• [Task goal]:
Every entry must appear in the answer exactly as written.
• • • • •
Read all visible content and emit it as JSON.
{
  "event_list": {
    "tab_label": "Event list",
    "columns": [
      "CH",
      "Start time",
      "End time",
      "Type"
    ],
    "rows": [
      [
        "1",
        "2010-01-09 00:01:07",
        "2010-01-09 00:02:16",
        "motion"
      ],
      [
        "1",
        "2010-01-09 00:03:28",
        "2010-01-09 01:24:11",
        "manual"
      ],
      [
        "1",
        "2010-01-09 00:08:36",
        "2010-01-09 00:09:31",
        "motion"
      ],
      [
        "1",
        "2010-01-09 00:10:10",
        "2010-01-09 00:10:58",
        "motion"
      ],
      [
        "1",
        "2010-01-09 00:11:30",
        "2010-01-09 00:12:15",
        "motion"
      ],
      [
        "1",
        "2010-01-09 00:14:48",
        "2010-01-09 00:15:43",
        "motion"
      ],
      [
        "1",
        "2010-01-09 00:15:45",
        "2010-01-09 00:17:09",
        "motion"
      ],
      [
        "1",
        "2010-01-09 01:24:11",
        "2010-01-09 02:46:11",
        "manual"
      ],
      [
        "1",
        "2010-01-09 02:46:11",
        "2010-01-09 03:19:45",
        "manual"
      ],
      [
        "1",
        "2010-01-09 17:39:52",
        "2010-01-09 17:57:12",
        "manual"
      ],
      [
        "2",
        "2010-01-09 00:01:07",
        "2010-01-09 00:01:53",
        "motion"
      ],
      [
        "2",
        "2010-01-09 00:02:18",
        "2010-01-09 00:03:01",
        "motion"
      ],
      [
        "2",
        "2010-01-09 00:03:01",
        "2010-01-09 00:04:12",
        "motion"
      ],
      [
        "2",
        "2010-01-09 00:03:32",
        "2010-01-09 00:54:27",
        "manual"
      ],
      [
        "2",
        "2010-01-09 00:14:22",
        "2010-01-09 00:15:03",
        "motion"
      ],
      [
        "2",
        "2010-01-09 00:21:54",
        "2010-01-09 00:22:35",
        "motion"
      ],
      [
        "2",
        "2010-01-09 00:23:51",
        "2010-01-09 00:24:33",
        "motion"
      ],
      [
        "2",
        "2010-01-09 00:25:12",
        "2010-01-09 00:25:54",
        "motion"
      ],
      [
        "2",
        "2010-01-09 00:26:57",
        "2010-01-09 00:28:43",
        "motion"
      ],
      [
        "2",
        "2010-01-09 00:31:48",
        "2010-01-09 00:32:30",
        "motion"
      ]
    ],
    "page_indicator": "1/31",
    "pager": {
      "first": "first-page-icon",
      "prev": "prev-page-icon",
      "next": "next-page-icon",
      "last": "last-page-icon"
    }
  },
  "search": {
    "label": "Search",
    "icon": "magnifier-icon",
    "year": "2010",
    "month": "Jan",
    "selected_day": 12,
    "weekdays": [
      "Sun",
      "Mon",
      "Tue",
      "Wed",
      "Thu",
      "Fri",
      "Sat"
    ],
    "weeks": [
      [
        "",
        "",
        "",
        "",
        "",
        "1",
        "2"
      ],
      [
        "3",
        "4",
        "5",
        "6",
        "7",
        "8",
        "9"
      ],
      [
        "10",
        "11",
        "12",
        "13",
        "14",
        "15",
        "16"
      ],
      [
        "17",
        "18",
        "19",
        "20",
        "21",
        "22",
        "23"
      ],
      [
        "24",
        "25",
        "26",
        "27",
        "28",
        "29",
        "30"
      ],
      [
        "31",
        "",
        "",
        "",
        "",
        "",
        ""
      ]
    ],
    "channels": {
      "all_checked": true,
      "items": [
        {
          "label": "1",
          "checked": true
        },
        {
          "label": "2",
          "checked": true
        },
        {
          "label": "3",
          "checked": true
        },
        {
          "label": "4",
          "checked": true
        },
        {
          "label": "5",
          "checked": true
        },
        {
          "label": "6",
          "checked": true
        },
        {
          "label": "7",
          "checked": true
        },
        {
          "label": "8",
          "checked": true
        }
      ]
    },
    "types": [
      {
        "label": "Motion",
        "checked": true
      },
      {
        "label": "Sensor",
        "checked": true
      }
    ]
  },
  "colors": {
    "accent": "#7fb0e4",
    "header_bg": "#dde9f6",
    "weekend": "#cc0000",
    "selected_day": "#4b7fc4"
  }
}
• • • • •
• [Solution to this problem]:
Read all visible content and emit it as JSON.
{
  "event_list": {
    "tab_label": "Event list",
    "columns": [
      "CH",
      "Start time",
      "End time",
      "Type"
    ],
    "rows": [
      [
        "1",
        "2010-01-09 00:01:07",
        "2010-01-09 00:02:16",
        "motion"
      ],
      [
        "1",
        "2010-01-09 00:03:28",
        "2010-01-09 01:24:11",
        "manual"
      ],
      [
        "1",
        "2010-01-09 00:08:36",
        "2010-01-09 00:09:31",
        "motion"
      ],
      [
        "1",
        "2010-01-09 00:10:10",
        "2010-01-09 00:10:58",
        "motion"
      ],
      [
        "1",
        "2010-01-09 00:11:30",
        "2010-01-09 00:12:15",
        "motion"
      ],
      [
        "1",
        "2010-01-09 00:14:48",
        "2010-01-09 00:15:43",
        "motion"
      ],
      [
        "1",
        "2010-01-09 00:15:45",
        "2010-01-09 00:17:09",
        "motion"
      ],
      [
        "1",
        "2010-01-09 01:24:11",
        "2010-01-09 02:46:11",
        "manual"
      ],
      [
        "1",
        "2010-01-09 02:46:11",
        "2010-01-09 03:19:45",
        "manual"
      ],
      [
        "1",
        "2010-01-09 17:39:52",
        "2010-01-09 17:57:12",
        "manual"
      ],
      [
        "2",
        "2010-01-09 00:01:07",
        "2010-01-09 00:01:53",
        "motion"
      ],
      [
        "2",
        "2010-01-09 00:02:18",
        "2010-01-09 00:03:01",
        "motion"
      ],
      [
        "2",
        "2010-01-09 00:03:01",
        "2010-01-09 00:04:12",
        "motion"
      ],
      [
        "2",
        "2010-01-09 00:03:32",
        "2010-01-09 00:54:27",
        "manual"
      ],
      [
        "2",
        "2010-01-09 00:14:22",
        "2010-01-09 00:15:03",
        "motion"
      ],
      [
        "2",
        "2010-01-09 00:21:54",
        "2010-01-09 00:22:35",
        "motion"
      ],
      [
        "2",
        "2010-01-09 00:23:51",
        "2010-01-09 00:24:33",
        "motion"
      ],
      [
        "2",
        "2010-01-09 00:25:12",
        "2010-01-09 00:25:54",
        "motion"
      ],
      [
        "2",
        "2010-01-09 00:26:57",
        "2010-01-09 00:28:43",
        "motion"
      ],
      [
        "2",
        "2010-01-09 00:31:48",
        "2010-01-09 00:32:30",
        "motion"
      ]
    ],
    "page_indicator": "1/31",
    "pager": {
      "first": "first-page-icon",
      "prev": "prev-page-icon",
      "next": "next-page-icon",
      "last": "last-page-icon"
    }
  },
  "search": {
    "label": "Search",
    "icon": "magnifier-icon",
    "year": "2010",
    "month": "Jan",
    "selected_day": 12,
    "weekdays": [
      "Sun",
      "Mon",
      "Tue",
      "Wed",
      "Thu",
      "Fri",
      "Sat"
    ],
    "weeks": [
      [
        "",
        "",
        "",
        "",
        "",
        "1",
        "2"
      ],
      [
        "3",
        "4",
        "5",
        "6",
        "7",
        "8",
        "9"
      ],
      [
        "10",
        "11",
        "12",
        "13",
        "14",
        "15",
        "16"
      ],
      [
        "17",
        "18",
        "19",
        "20",
        "21",
        "22",
        "23"
      ],
      [
        "24",
        "25",
        "26",
        "27",
        "28",
        "29",
        "30"
      ],
      [
        "31",
        "",
        "",
        "",
        "",
        "",
        ""
      ]
    ],
    "channels": {
      "all_checked": true,
      "items": [
        {
          "label": "1",
          "checked": true
        },
        {
          "label": "2",
          "checked": true
        },
        {
          "label": "3",
          "checked": true
        },
        {
          "label": "4",
          "checked": true
        },
        {
          "label": "5",
          "checked": true
        },
        {
          "label": "6",
          "checked": true
        },
        {
          "label": "7",
          "checked": true
        },
        {
          "label": "8",
          "checked": true
        }
      ]
    },
    "types": [
      {
        "label": "Motion",
        "checked": true
      },
      {
        "label": "Sensor",
        "checked": true
      }
    ]
  },
  "colors": {
    "accent": "#7fb0e4",
    "header_bg": "#dde9f6",
    "weekend": "#cc0000",
    "selected_day": "#4b7fc4"
  }
}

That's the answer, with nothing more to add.